Origin of patronize

First recorded in 1580–90; patron + -ize

OTHER WORDS FROM patronize

Dictionary.com Unabridged Based on the Random House Unabridged Dictionary, © Random House, Inc. 2020

VOCAB BUILDER

What does patronize mean?

To patronize is to be a customer (or patron) of a business or other establishment.

In this sense, patronize most often means to be a paying customer, especially a regular one. However, you can patronize establishments that are not businesses—you can patronize a library, for example.

Example: I patronize local shops and restaurants whenever I can in order to support people in my own community, instead of enriching faceless corporations.

Patronize also means to act condescendingly toward a person in a way that arrogantly implies that you’re being kind or helpful to that person. This often takes the form of speaking to someone as if they were a child. Someone who acts in this way can be described as patronizing.

Example: Don’t patronize me, Jeff—I understand the topic just as well as you do.

Where does patronize come from?

The first records of patronize come from around 1590. Its base word, patron, comes from the Latin patrōnus, meaning “legal protector” or “advocate” (patrōnus comes from the Latin pater, meaning “father”). The suffix -ize makes it into a verb essentially meaning “to be a patron of.”

A patron is a customer or a supporter of a particular institution (a patron of the arts, for example). To patronize, then, typically means to support a business by being a loyal customer—frequently shopping there, as opposed to only buying something once a year on Small Business Saturday. This sense of the word is usually positive, but the condescending sense is always negative.

To patronize someone in this condescending way is to treat them as if they’re in need of extra help because they’re not capable by themselves.
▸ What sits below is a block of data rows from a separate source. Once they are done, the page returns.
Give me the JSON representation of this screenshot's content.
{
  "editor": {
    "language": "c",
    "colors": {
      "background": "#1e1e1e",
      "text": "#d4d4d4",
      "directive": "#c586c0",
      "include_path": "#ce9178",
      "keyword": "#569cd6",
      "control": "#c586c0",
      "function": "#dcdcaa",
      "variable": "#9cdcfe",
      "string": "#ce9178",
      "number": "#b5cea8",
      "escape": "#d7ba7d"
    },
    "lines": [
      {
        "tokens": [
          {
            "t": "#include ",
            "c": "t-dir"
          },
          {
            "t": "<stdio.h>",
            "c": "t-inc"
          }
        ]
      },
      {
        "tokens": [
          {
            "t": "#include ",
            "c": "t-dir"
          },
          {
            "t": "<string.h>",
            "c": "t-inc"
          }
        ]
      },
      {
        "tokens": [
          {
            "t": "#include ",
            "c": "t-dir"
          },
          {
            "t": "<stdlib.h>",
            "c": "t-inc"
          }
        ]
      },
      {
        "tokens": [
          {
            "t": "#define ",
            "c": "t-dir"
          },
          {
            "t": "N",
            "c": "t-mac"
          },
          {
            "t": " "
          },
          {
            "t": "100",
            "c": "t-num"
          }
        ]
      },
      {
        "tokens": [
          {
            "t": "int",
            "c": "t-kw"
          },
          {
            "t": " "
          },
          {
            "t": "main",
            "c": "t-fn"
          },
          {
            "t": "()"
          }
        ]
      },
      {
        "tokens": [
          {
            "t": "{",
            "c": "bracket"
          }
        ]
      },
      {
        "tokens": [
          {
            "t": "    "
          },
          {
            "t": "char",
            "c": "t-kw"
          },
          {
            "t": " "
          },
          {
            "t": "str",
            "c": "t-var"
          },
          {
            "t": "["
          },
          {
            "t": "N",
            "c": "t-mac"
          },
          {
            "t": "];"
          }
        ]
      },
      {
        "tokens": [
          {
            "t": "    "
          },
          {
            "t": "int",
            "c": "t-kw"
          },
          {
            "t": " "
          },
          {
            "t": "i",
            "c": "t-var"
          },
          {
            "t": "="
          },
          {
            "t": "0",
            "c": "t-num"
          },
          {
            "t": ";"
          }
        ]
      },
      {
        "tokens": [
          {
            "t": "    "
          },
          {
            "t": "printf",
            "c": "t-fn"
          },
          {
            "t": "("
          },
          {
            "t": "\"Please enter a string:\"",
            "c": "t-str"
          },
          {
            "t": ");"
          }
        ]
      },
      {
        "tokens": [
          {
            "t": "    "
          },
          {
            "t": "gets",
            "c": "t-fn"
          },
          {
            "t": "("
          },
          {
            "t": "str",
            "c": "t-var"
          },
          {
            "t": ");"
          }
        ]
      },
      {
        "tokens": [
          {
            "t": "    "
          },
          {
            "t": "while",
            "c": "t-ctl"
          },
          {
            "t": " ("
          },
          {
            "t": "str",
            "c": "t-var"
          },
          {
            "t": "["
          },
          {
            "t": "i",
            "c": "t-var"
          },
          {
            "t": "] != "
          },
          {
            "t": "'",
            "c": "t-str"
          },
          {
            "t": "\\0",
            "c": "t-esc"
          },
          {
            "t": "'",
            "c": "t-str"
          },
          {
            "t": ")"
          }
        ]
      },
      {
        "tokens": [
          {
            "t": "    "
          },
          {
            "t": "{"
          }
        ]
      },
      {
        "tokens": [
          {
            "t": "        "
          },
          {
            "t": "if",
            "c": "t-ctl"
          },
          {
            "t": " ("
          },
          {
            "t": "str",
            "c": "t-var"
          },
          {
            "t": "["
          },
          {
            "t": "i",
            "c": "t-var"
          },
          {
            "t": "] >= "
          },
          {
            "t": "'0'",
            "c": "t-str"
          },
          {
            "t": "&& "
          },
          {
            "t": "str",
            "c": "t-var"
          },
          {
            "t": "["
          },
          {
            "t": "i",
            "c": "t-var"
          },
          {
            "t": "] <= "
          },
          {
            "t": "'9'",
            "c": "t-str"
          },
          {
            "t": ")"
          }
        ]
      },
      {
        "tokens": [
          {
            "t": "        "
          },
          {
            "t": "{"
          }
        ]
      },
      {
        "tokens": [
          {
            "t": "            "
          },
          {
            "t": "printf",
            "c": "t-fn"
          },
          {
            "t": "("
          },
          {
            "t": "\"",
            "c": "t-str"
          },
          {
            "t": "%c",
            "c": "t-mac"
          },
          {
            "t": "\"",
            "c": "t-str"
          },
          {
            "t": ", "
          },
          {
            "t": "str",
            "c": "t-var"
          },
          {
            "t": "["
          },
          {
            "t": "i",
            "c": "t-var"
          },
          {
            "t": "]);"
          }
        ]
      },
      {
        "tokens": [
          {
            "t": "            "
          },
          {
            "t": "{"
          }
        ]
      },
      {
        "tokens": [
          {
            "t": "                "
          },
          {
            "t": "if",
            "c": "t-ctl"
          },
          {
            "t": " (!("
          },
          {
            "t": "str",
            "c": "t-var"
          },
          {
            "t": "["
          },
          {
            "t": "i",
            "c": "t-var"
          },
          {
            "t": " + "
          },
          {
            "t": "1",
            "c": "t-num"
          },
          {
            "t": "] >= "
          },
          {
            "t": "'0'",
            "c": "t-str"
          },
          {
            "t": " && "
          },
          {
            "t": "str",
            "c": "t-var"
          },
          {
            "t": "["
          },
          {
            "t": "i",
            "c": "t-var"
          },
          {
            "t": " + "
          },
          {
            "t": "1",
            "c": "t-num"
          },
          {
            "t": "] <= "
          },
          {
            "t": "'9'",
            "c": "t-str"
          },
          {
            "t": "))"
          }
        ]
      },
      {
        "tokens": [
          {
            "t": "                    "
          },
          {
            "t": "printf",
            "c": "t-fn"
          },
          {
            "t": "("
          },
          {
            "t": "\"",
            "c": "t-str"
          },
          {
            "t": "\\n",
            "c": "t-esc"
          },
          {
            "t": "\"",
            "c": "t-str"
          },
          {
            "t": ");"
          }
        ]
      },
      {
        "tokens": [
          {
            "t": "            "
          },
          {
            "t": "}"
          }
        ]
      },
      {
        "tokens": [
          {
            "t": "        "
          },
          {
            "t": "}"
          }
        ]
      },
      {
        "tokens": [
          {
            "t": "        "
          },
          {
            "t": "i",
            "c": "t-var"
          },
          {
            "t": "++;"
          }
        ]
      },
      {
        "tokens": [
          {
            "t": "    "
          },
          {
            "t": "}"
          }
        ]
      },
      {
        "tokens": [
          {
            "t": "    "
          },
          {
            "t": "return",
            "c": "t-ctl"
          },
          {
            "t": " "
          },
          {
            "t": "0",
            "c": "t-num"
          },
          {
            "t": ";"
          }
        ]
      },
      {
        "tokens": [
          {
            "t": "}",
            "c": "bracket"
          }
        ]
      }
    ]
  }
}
This is often done with a patronizing tone. Another way to patronize someone is to tell them what you think they want to hear.
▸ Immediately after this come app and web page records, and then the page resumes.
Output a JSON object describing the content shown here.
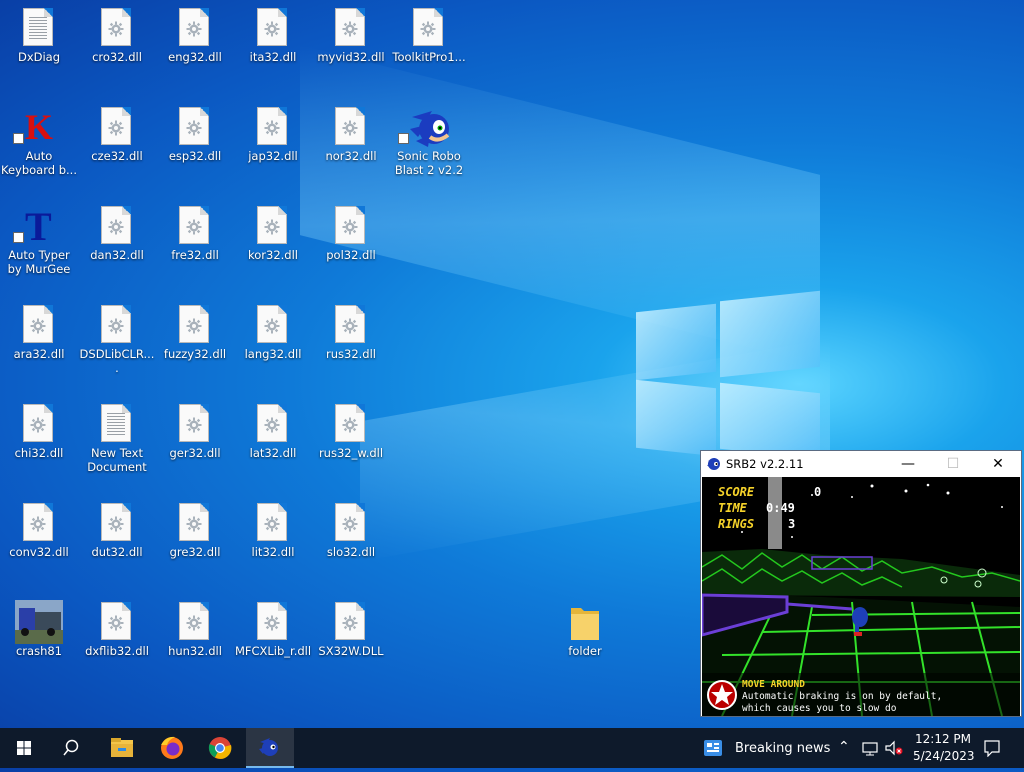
{
  "desktop": {
    "icons": [
      {
        "label": "DxDiag"
      },
      {
        "label": "cro32.dll"
      },
      {
        "label": "eng32.dll"
      },
      {
        "label": "ita32.dll"
      },
      {
        "label": "myvid32.dll"
      },
      {
        "label": "ToolkitPro1..."
      },
      {
        "label": "Auto Keyboard b..."
      },
      {
        "label": "cze32.dll"
      },
      {
        "label": "esp32.dll"
      },
      {
        "label": "jap32.dll"
      },
      {
        "label": "nor32.dll"
      },
      {
        "label": "Sonic Robo Blast 2 v2.2"
      },
      {
        "label": "Auto Typer by MurGee"
      },
      {
        "label": "dan32.dll"
      },
      {
        "label": "fre32.dll"
      },
      {
        "label": "kor32.dll"
      },
      {
        "label": "pol32.dll"
      },
      {
        "label": "ara32.dll"
      },
      {
        "label": "DSDLibCLR...."
      },
      {
        "label": "fuzzy32.dll"
      },
      {
        "label": "lang32.dll"
      },
      {
        "label": "rus32.dll"
      },
      {
        "label": "chi32.dll"
      },
      {
        "label": "New Text Document"
      },
      {
        "label": "ger32.dll"
      },
      {
        "label": "lat32.dll"
      },
      {
        "label": "rus32_w.dll"
      },
      {
        "label": "conv32.dll"
      },
      {
        "label": "dut32.dll"
      },
      {
        "label": "gre32.dll"
      },
      {
        "label": "lit32.dll"
      },
      {
        "label": "slo32.dll"
      },
      {
        "label": "crash81"
      },
      {
        "label": "dxflib32.dll"
      },
      {
        "label": "hun32.dll"
      },
      {
        "label": "MFCXLib_r.dll"
      },
      {
        "label": "SX32W.DLL"
      },
      {
        "label": "folder"
      }
    ]
  },
  "window": {
    "title": "SRB2 v2.2.11",
    "minimize": "—",
    "maximize": "☐",
    "close": "✕",
    "hud": {
      "score_label": "SCORE",
      "score_value": "0",
      "time_label": "TIME",
      "time_value": "0:49",
      "rings_label": "RINGS",
      "rings_value": "3"
    },
    "tip": {
      "title": "MOVE AROUND",
      "line1": "Automatic braking is on by default,",
      "line2": "which causes you to slow do"
    }
  },
  "taskbar": {
    "news": "Breaking news",
    "time": "12:12 PM",
    "date": "5/24/2023",
    "colors": {
      "bar": "#0e1a2b",
      "accent": "#76b9ed"
    }
  }
}
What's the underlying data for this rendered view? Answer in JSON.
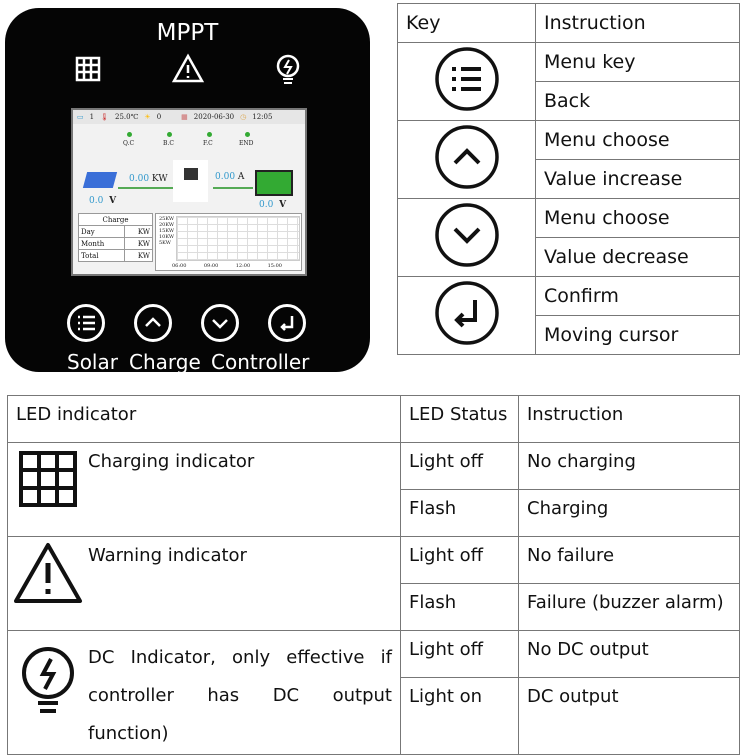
{
  "device": {
    "title": "MPPT",
    "keys": [
      "Solar",
      "Charge",
      "Controller"
    ],
    "lcd": {
      "battery_no": "1",
      "temp": "25.0℃",
      "sun": "0",
      "date": "2020-06-30",
      "time": "12:05",
      "stages": [
        "Q.C",
        "B.C",
        "F.C",
        "END"
      ],
      "pv_power": "0.00",
      "pv_power_unit": "KW",
      "current": "0.00",
      "current_unit": "A",
      "pv_voltage": "0.0",
      "batt_voltage": "0.0",
      "volt_unit": "V",
      "charge_header": "Charge",
      "rows": [
        {
          "label": "Day",
          "unit": "KW"
        },
        {
          "label": "Month",
          "unit": "KW"
        },
        {
          "label": "Total",
          "unit": "KW"
        }
      ],
      "y_ticks": [
        "25KW",
        "20KW",
        "15KW",
        "10KW",
        "5KW"
      ],
      "x_ticks": [
        "06:00",
        "09:00",
        "12:00",
        "15:00"
      ]
    }
  },
  "key_table": {
    "headers": [
      "Key",
      "Instruction"
    ],
    "rows": [
      {
        "icon": "menu-icon",
        "lines": [
          "Menu key",
          "Back"
        ]
      },
      {
        "icon": "chevron-up-icon",
        "lines": [
          "Menu choose",
          "Value increase"
        ]
      },
      {
        "icon": "chevron-down-icon",
        "lines": [
          "Menu choose",
          "Value decrease"
        ]
      },
      {
        "icon": "enter-icon",
        "lines": [
          "Confirm",
          "Moving cursor"
        ]
      }
    ]
  },
  "led_table": {
    "headers": [
      "LED indicator",
      "LED Status",
      "Instruction"
    ],
    "rows": [
      {
        "icon": "grid-icon",
        "name": "Charging indicator",
        "states": [
          [
            "Light off",
            "No charging"
          ],
          [
            "Flash",
            "Charging"
          ]
        ]
      },
      {
        "icon": "warning-icon",
        "name": "Warning indicator",
        "states": [
          [
            "Light off",
            "No failure"
          ],
          [
            "Flash",
            "Failure (buzzer alarm)"
          ]
        ]
      },
      {
        "icon": "bulb-icon",
        "name": "DC  Indicator, only effective if controller has DC output function)",
        "states": [
          [
            "Light off",
            "No DC output"
          ],
          [
            "Light on",
            "DC output"
          ]
        ]
      }
    ]
  }
}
Did you know ... ?

What are some other forms related to patronize?

  • patronizing (adjective)
  • patronizer (noun)
  • repatronize (verb)
  • patronization (noun)
  • patrionizable (adjective)
  • patron (noun)

What are some words that share a root or word element with patronize

What are some words that often get used in discussing patronize?

 

How is patronize used in real life?

When it refers to being a customer or patron, patronize is usually positive. When it refers to treating a person in a condescending way, it’s always negative.

 

 

Try using patronize!

True or False? 

In the context of being a customer, patronize only means to be a customer of local businesses.

Example sentences from the Web for patronize

British Dictionary definitions for patronize

patronize

patronise

/ (ˈpætrəˌnaɪz) /

verb

to behave or treat in a condescending way
(tr) to act as a patron or patroness by sponsoring or bringing trade to

Derived forms of patronize

patronizer or patroniser, noun
Collins English Dictionary - Complete & Unabridged 2012 Digital Edition © William Collins Sons & Co. Ltd. 1979, 1986 © HarperCollins Publishers 1998, 2000, 2003, 2005, 2006, 2007, 2009, 2012